The New York Not-for-Profit Corporation Law (N-PCL) was recently amended to streamline and clarify some governance procedures and eliminate unnecessary regulatory burdens. The changes expand the means for electronic voting by unanimous consent, change the term length of directors elected to fill vacancies, and clarify the quorum requirements when directors leave a meeting due to a conflict of interest.
Expansion of Electronic Consent
Under the N-PCL, members and directors are permitted to take action without a meeting by unanimous written consent, which consent can be either written or electronic. (See N-PCL §§ 614(a) and 708(b)) Under the previous law, electronic consent was limited to electronic mail, otherwise known as e-mail.
To keep up with emerging changes in technology, the legislation allows members and directors to act without a meeting by unanimous consent undertaken by “other electronic means” in addition to email. This means that director or member consent can also be provided through other technology methods besides e-mail, such as the use of electronic portals that facilitate the collection of votes.
Under the previous law, when a director was elected or appointed to fill a vacancy in an unexpired term, that director was only able to fill that vacancy until the organization’s next annual meeting. (See N-PCL § 705(c)) This provision was often impractical for organizations with classified boards in which board members serve for staggered, multi-year terms, and the seat of the director whose vacancy was being filled was not set to expire at the next annual meeting.
The legislation provides increased flexibility in selecting terms for replacement directors.

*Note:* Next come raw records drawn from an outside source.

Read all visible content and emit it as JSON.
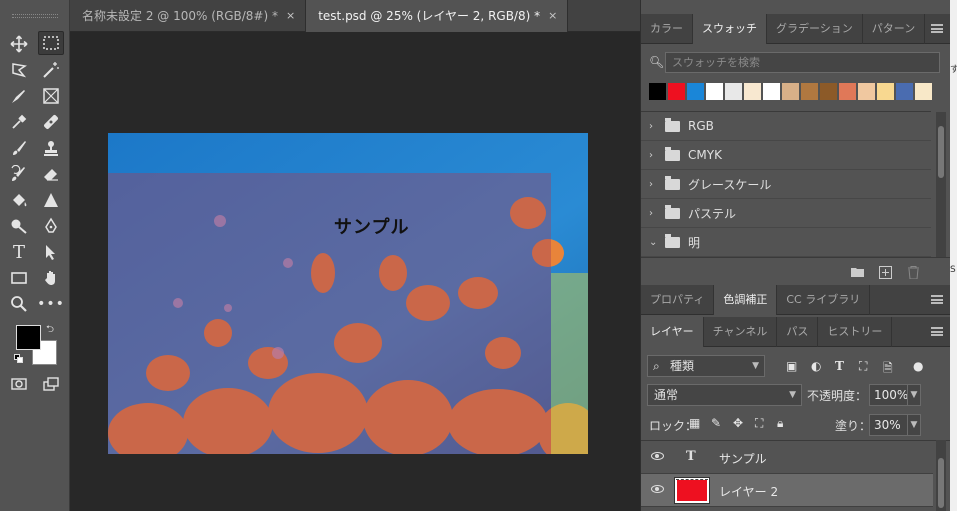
{
  "document_tabs": [
    {
      "title": "名称未設定 2 @ 100% (RGB/8#) *",
      "active": false,
      "close": "×"
    },
    {
      "title": "test.psd @ 25% (レイヤー 2, RGB/8) *",
      "active": true,
      "close": "×"
    }
  ],
  "canvas": {
    "text_layer_content": "サンプル"
  },
  "toolbar": {
    "tools": [
      "move-icon",
      "marquee-icon",
      "lasso-icon",
      "magic-wand-icon",
      "pen-icon",
      "frame-icon",
      "eyedropper-icon",
      "healing-icon",
      "brush-icon",
      "stamp-icon",
      "history-brush-icon",
      "eraser-icon",
      "paint-bucket-icon",
      "sharpen-icon",
      "dodge-icon",
      "path-pen-icon",
      "type-icon",
      "path-select-icon",
      "rectangle-icon",
      "hand-icon",
      "zoom-icon",
      "more-tools-icon",
      "quick-mask-icon",
      "screen-mode-icon"
    ],
    "foreground_color": "#000000",
    "background_color": "#ffffff"
  },
  "swatches_panel": {
    "tabs": [
      "カラー",
      "スウォッチ",
      "グラデーション",
      "パターン"
    ],
    "active_tab": "スウォッチ",
    "search_placeholder": "スウォッチを検索",
    "recent_colors": [
      "#000000",
      "#ee1020",
      "#1a86d8",
      "#ffffff",
      "#e8e8e8",
      "#f8e8d0",
      "#ffffff",
      "#d8b088",
      "#b07840",
      "#8c5a28",
      "#e07858",
      "#f0c8a0",
      "#f8d890",
      "#4a6cb0",
      "#f8e8c8"
    ],
    "groups": [
      {
        "chevron": "›",
        "name": "RGB"
      },
      {
        "chevron": "›",
        "name": "CMYK"
      },
      {
        "chevron": "›",
        "name": "グレースケール"
      },
      {
        "chevron": "›",
        "name": "パステル"
      },
      {
        "chevron": "⌄",
        "name": "明"
      }
    ]
  },
  "properties_panel": {
    "tabs": [
      "プロパティ",
      "色調補正",
      "CC ライブラリ"
    ],
    "active_tab": "色調補正"
  },
  "layers_panel": {
    "tabs": [
      "レイヤー",
      "チャンネル",
      "パス",
      "ヒストリー"
    ],
    "active_tab": "レイヤー",
    "filter_kind": "種類",
    "blend_mode": "通常",
    "opacity_label": "不透明度：",
    "opacity_value": "100%",
    "lock_label": "ロック：",
    "fill_label": "塗り：",
    "fill_value": "30%",
    "layers": [
      {
        "name": "サンプル",
        "type": "text",
        "type_glyph": "T",
        "visible": true,
        "selected": false
      },
      {
        "name": "レイヤー 2",
        "type": "pixel",
        "visible": true,
        "selected": true,
        "thumb_color": "#ee1020"
      }
    ]
  },
  "edge_text": [
    "す",
    "S"
  ]
}
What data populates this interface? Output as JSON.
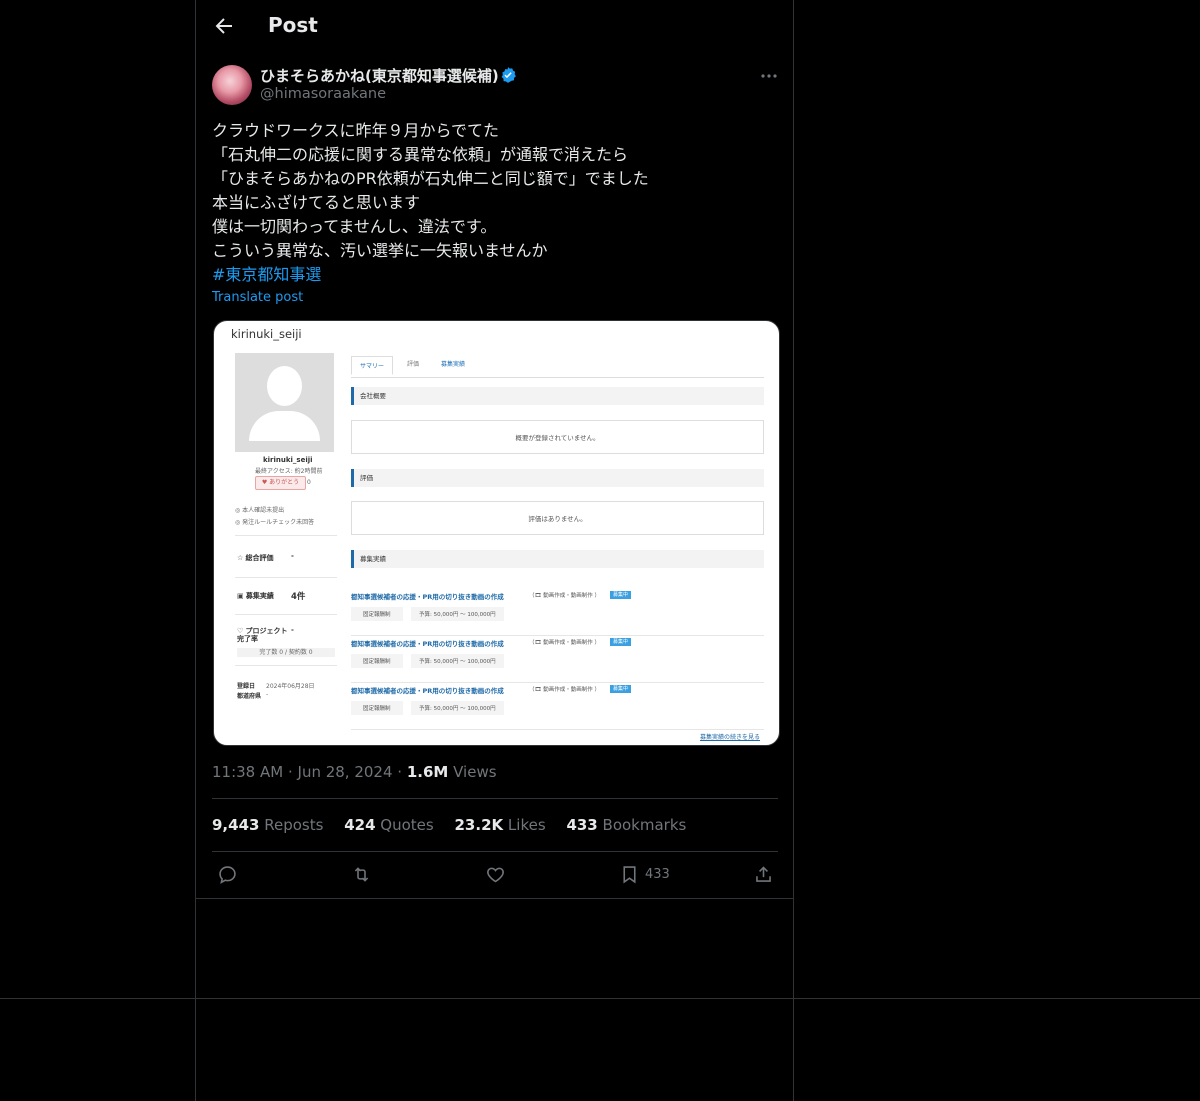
{
  "header": {
    "title": "Post"
  },
  "author": {
    "name": "ひまそらあかね(東京都知事選候補)",
    "handle": "@himasoraakane"
  },
  "tweet": {
    "lines": [
      "クラウドワークスに昨年９月からでてた",
      "「石丸伸二の応援に関する異常な依頼」が通報で消えたら",
      "「ひまそらあかねのPR依頼が石丸伸二と同じ額で」でました",
      "本当にふざけてると思います",
      "僕は一切関わってませんし、違法です。",
      "こういう異常な、汚い選挙に一矢報いませんか"
    ],
    "hashtag": "#東京都知事選",
    "translate": "Translate post"
  },
  "media": {
    "username": "kirinuki_seiji",
    "profile_name": "kirinuki_seiji",
    "last_access": "最終アクセス: 約2時間前",
    "thanks": "ありがとう",
    "thanks_count": "0",
    "id_status": "本人確認未提出",
    "rule_status": "発注ルールチェック未回答",
    "rating_label": "総合評価",
    "rating_value": "-",
    "jobs_label": "募集実績",
    "jobs_value": "4件",
    "project_label": "プロジェクト完了率",
    "project_value": "-",
    "project_detail": "完了数 0 / 契約数 0",
    "registered_label": "登録日",
    "registered_value": "2024年06月28日",
    "prefecture_label": "都道府県",
    "prefecture_value": "-",
    "tabs": [
      "サマリー",
      "評価",
      "募集実績"
    ],
    "company_section": "会社概要",
    "company_empty": "概要が登録されていません。",
    "review_section": "評価",
    "review_empty": "評価はありません。",
    "jobs_section": "募集実績",
    "jobs": [
      {
        "title": "都知事選候補者の応援・PR用の切り抜き動画の作成",
        "category": "（🎞 動画作成・動画制作 ）",
        "badge": "募集中",
        "type": "固定報酬制",
        "budget": "予算: 50,000円 〜 100,000円"
      },
      {
        "title": "都知事選候補者の応援・PR用の切り抜き動画の作成",
        "category": "（🎞 動画作成・動画制作 ）",
        "badge": "募集中",
        "type": "固定報酬制",
        "budget": "予算: 50,000円 〜 100,000円"
      },
      {
        "title": "都知事選候補者の応援・PR用の切り抜き動画の作成",
        "category": "（🎞 動画作成・動画制作 ）",
        "badge": "募集中",
        "type": "固定報酬制",
        "budget": "予算: 50,000円 〜 100,000円"
      }
    ],
    "more_link": "募集実績の続きを見る"
  },
  "meta": {
    "time": "11:38 AM",
    "date": "Jun 28, 2024",
    "views_count": "1.6M",
    "views_label": "Views"
  },
  "stats": {
    "reposts": "9,443",
    "reposts_label": "Reposts",
    "quotes": "424",
    "quotes_label": "Quotes",
    "likes": "23.2K",
    "likes_label": "Likes",
    "bookmarks": "433",
    "bookmarks_label": "Bookmarks"
  },
  "actions": {
    "bookmark_count": "433"
  },
  "icons": [
    "back-arrow-icon",
    "verified-badge-icon",
    "more-icon",
    "reply-icon",
    "repost-icon",
    "like-icon",
    "bookmark-icon",
    "share-icon"
  ],
  "colors": {
    "background": "#000000",
    "text": "#e7e9ea",
    "muted": "#71767b",
    "accent": "#1d9bf0",
    "border": "#2f3336"
  }
}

A director elected to fill a vacancy in an unexpired term can now hold office until the end of the term that the director was elected or appointed to fill, or for a different term determined by the board which ends at an annual meeting. These changes give boards more leeway to select a different term when filling a vacancy that better aligns with the organization’s specific objectives.
Clarification to Board Quorums
Under the N-PCL, any action taken by the board of directors requires a quorum to be present at the time of the vote. (See N-PCL § 708(d)) The amendment clarifies that directors who are present at a meeting but not at the time of a vote due to a conflict of interest or related party transaction are deemed present at the time of the vote in determining if there is a quorum.
These latest amendments to the N-PCL help to modernize and update the laws around not-for-profit governance structures in a positive way. New York not-for-profit organizations may want to consider updating their certificate of incorporation and/or by-laws to reflect these changes, which may help them streamline their governance procedures.